" What we need is more of the wonder of life, and less of this business of making a picture."
Robert Henri

So, you are fully engaged and involved in the process of drawing, painting, collaging, etc. Everything is humming along nicely. You are working hard and having fun. (After all, that is what it is all about. Right?) Everything is clicking. You and your brush are one.

And then it happens.

You step back from your work to take a look.

You look and look and look.


You haven't a clue what to do next.

All of a sudden the inspiration and motivation are gone.

You may panic, become frustrated, even angry. At who? At what? Your brush, your pencil, your paint, your subject matter, the music playing in the background, the temperature in your studio, the model, the teacher (if you are in a class), yourself, your artistic ability (or supposed lack thereof)?

There are a whole list of things that may cause us to become stuck and prevent us from knowing what to do next.

And you know what? It is not important that we find out the reason why. It doesn't matter. You can't control outside factors anyway. Getting stuck happens. It is an everyday part of being an artist.

So, don't waste your time trying to figure out what went wrong or why you don't know what to do next.

What is important, and what is within your control, is how you react to this situation, manage your thinking and what you choose to do next.

I can tell you that I usually get stuck on a piece when I am trying to force it into a direction that it does not want to go. I think I am creating a particular drawing or painting, and this particular drawing or painting has other plans.
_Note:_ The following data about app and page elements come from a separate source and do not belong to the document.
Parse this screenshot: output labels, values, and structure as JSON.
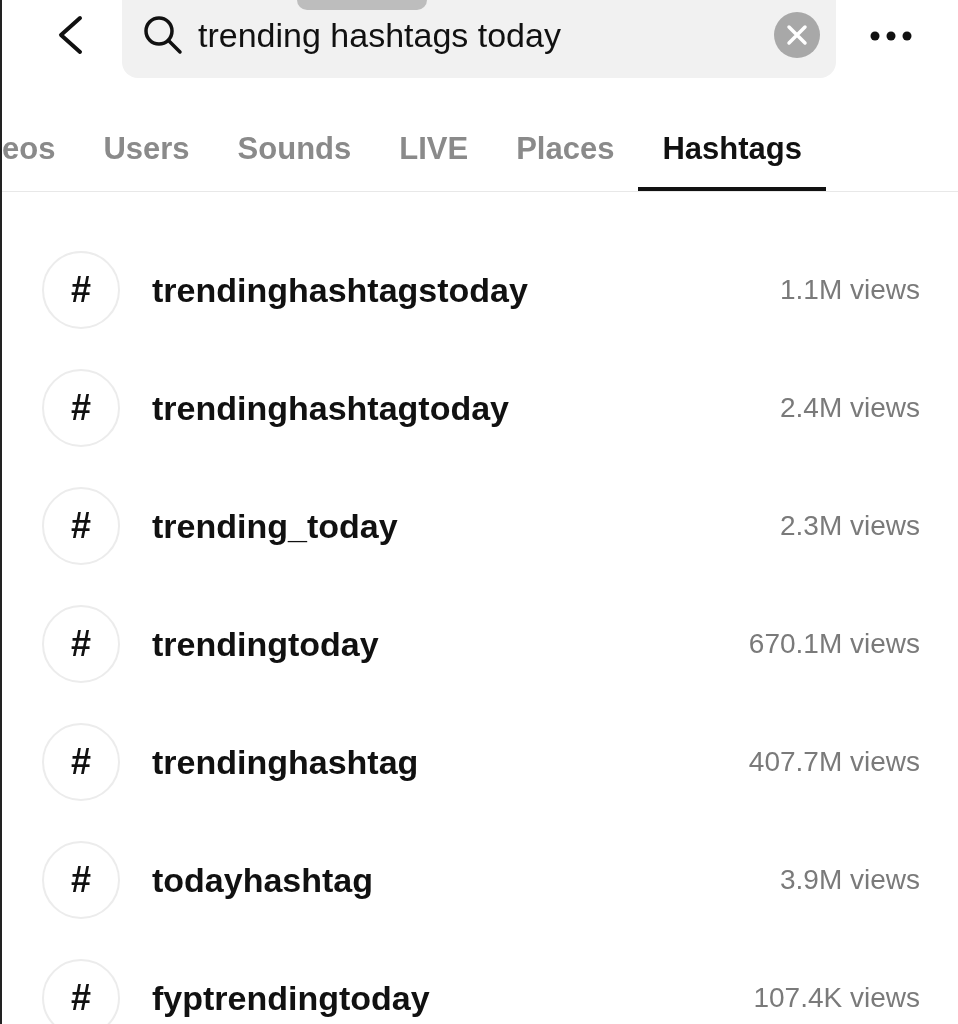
{
  "search": {
    "value": "trending hashtags today"
  },
  "tabs": [
    {
      "label": "eos",
      "selected": false
    },
    {
      "label": "Users",
      "selected": false
    },
    {
      "label": "Sounds",
      "selected": false
    },
    {
      "label": "LIVE",
      "selected": false
    },
    {
      "label": "Places",
      "selected": false
    },
    {
      "label": "Hashtags",
      "selected": true
    }
  ],
  "hashtags": [
    {
      "icon": "#",
      "name": "trendinghashtagstoday",
      "views": "1.1M views"
    },
    {
      "icon": "#",
      "name": "trendinghashtagtoday",
      "views": "2.4M views"
    },
    {
      "icon": "#",
      "name": "trending_today",
      "views": "2.3M views"
    },
    {
      "icon": "#",
      "name": "trendingtoday",
      "views": "670.1M views"
    },
    {
      "icon": "#",
      "name": "trendinghashtag",
      "views": "407.7M views"
    },
    {
      "icon": "#",
      "name": "todayhashtag",
      "views": "3.9M views"
    },
    {
      "icon": "#",
      "name": "fyptrendingtoday",
      "views": "107.4K views"
    }
  ]
}
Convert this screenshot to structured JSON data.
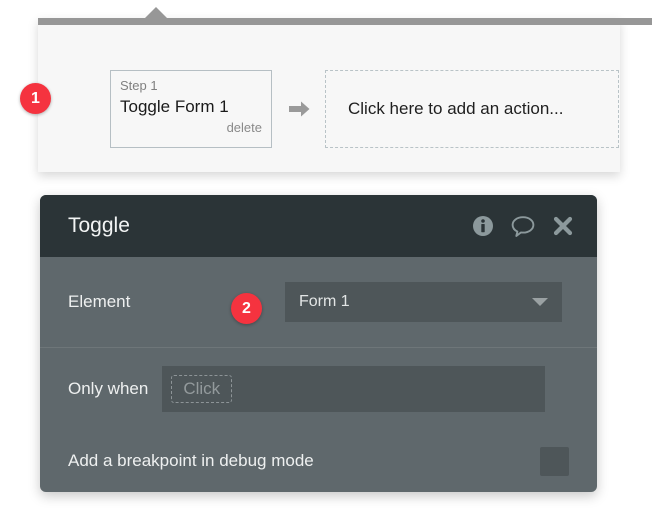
{
  "workflow": {
    "step": {
      "label": "Step 1",
      "title": "Toggle Form 1",
      "delete_label": "delete"
    },
    "arrow_icon": "arrow-right-icon",
    "add_action_text": "Click here to add an action..."
  },
  "badges": [
    {
      "number": "1"
    },
    {
      "number": "2"
    }
  ],
  "properties_panel": {
    "title": "Toggle",
    "header_icons": [
      {
        "name": "info-icon"
      },
      {
        "name": "comment-icon"
      },
      {
        "name": "close-icon"
      }
    ],
    "rows": {
      "element": {
        "label": "Element",
        "dropdown_value": "Form 1"
      },
      "only_when": {
        "label": "Only when",
        "chip_value": "Click"
      },
      "breakpoint": {
        "label": "Add a breakpoint in debug mode",
        "checked": false
      }
    }
  },
  "colors": {
    "badge_red": "#f5333f",
    "panel_header_dark": "#2b3437",
    "panel_body_gray": "#5f686c",
    "field_gray": "#4e5659",
    "top_bar_gray": "#979797"
  }
}
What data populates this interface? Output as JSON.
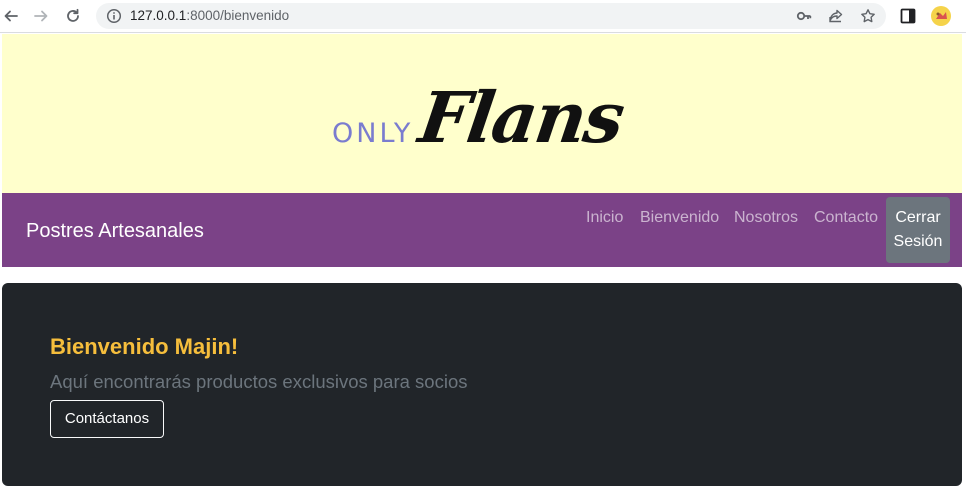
{
  "browser": {
    "url_host": "127.0.0.1",
    "url_path": ":8000/bienvenido",
    "icons": [
      "back-arrow-icon",
      "forward-arrow-icon",
      "reload-icon",
      "info-icon",
      "key-icon",
      "share-icon",
      "star-icon",
      "side-panel-icon",
      "profile-avatar-icon"
    ]
  },
  "banner": {
    "logo_only": "ONLY",
    "logo_flans": "Flans",
    "background_color": "#ffffcc"
  },
  "navbar": {
    "brand": "Postres Artesanales",
    "links": [
      "Inicio",
      "Bienvenido",
      "Nosotros",
      "Contacto"
    ],
    "logout_line1": "Cerrar",
    "logout_line2": "Sesión",
    "background_color": "#7b4287"
  },
  "hero": {
    "title": "Bienvenido Majin!",
    "subtitle": "Aquí encontrarás productos exclusivos para socios",
    "button": "Contáctanos",
    "title_color": "#f6be3c",
    "background_color": "#212529"
  }
}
When this happens, the first thing I do is STOP! I take a short break, walk away, take a deep breath, walk outside, have a drink of water, etc.

I then return to the piece with an open mind and an open heart, and look at it again. Really look at it. I spend some time with it without a brush in my hand.

I then ask the only real question that there is to ask: "What does this particular piece need ?"

And then I listen.

"What does the work need?"  Not, "What do I want to do to this piece?"

It will tell you. Not in words, of course, but it will tell you: darker here, more red there, softer over hear, bolder over there.

Don't fight it. Don't force it. Engage in a partnership with the piece. Collaborate with it. Create with it, not against it. Slow down. Take your time. Really look at the piece and ask, "What do you need?"

If and when you become stuck, you must let go of the original motives and intentions that you had for the piece. You are not giving in or giving up. You are just re-routing your thinking in order to be able to work with the piece to create the best work that you can.

The worst thing you can do is give up and abandon the piece. It needs you. You need it. Don't ever give up on a piece. There is always something good to come from it. It may be challenging. But no matter what happens, it will be rewarding, regardless of whether the picture succeeds or not.

If you do end up with a successful picture, you will have a successful picture. Along with the satisfaction and renewed confidence that comes from managing your mind and your ability to create in the face of challenges. If the piece ends up unsatisfactory, despite all of your hard work and best efforts at mind management, you will have learned valuable information about yourself, about picture making and about what it means to be an artist.

Either way, when it is all said and done, you spent time creating and learning.

It doesn't get any better than that.

In WHAT TO DO WHEN YOU GET STUCK (Part Two), I will discuss and suggest some practical things you can try to help you when you don't know what to do next.





Creating your work is different than stepping back and assessing your work. Learn how to apply a discerning eye to your own work once you've put the brushes down.